  2. a substance in which an electric field can be maintained with a minimum loss of power.
  1. of or relating to a dielectric substance.

Origin of dielectric

First recorded in 1830–40; di-3 + electric
Related formsdi·e·lec·tri·cal·ly, adverb
Dictionary.com Unabridged Based on the Random House Unabridged Dictionary, © Random House, Inc. 2018

Examples from the Web for dielectric

Historical Examples

  • You see, the dielectric constant of this material isn't constant at all.


    Poul William Anderson

  • The dielectric consisted of about equal parts of hard paraffin and vaseline.

    On Laboratory Arts

    Richard Threlfall

  • A portion of the charge was absorbed by the dielectric itself.

  • According to Faraday's theory the particles of air, the dielectric, between A and C play a most important part in the process.

    Aether and Gravitation

    William George Hooper
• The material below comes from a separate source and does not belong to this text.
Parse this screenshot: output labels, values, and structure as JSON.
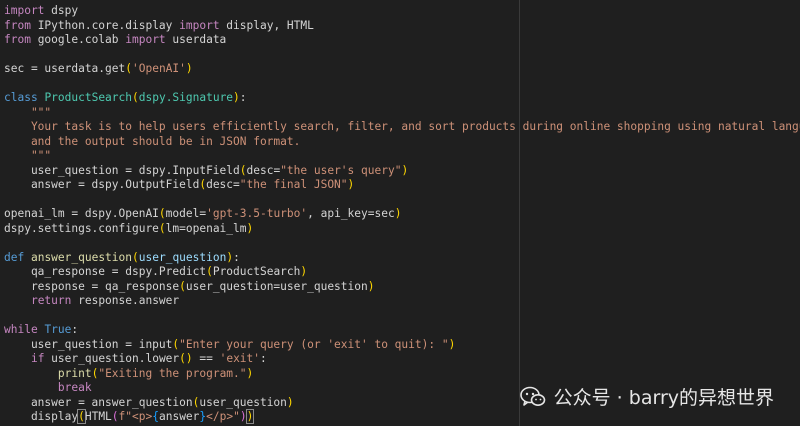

  • Dielectric, dī-e-lek′trik, adj. non-conducting: transmitting electric effects without conducting.

British Dictionary definitions for dielectric


  1. a substance or medium that can sustain a static electric field within it
  2. a substance or body of very low electrical conductivity; insulator
  1. of, concerned with, or having the properties of a dielectric
Derived Formsdielectrically, adverb

Word Origin

from dia- + electric
Collins English Dictionary - Complete & Unabridged 2012 Digital Edition © William Collins Sons & Co. Ltd. 1979, 1986 © HarperCollins Publishers 1998, 2000, 2003, 2005, 2006, 2007, 2009, 2012

dielectric in Science


  1. Having little or no ability to conduct electricity, generally as a result of having no electrons that are free to move.
  1. A dielectric substance, especially one used in a capacitor to maintain an electric field between the plates.
The American Heritage® Science Dictionary Copyright © 2011. Published by Houghton Mifflin Harcourt Publishing Company. All rights reserved.

dielectric in Culture



A material that conducts (see conduction) electricity poorly or not at all. If a voltage is applied to a dielectric, the atoms in the material arrange themselves in such a way as to oppose the flow of electric current (see also current). Glass, wood, and plastic are common dielectrics. (See insulator.)

The New Dictionary of Cultural Literacy, Third Edition Copyright © 2005 by Houghton Mifflin Harcourt Publishing Company. Published by Houghton Mifflin Harcourt Publishing Company. All rights reserved.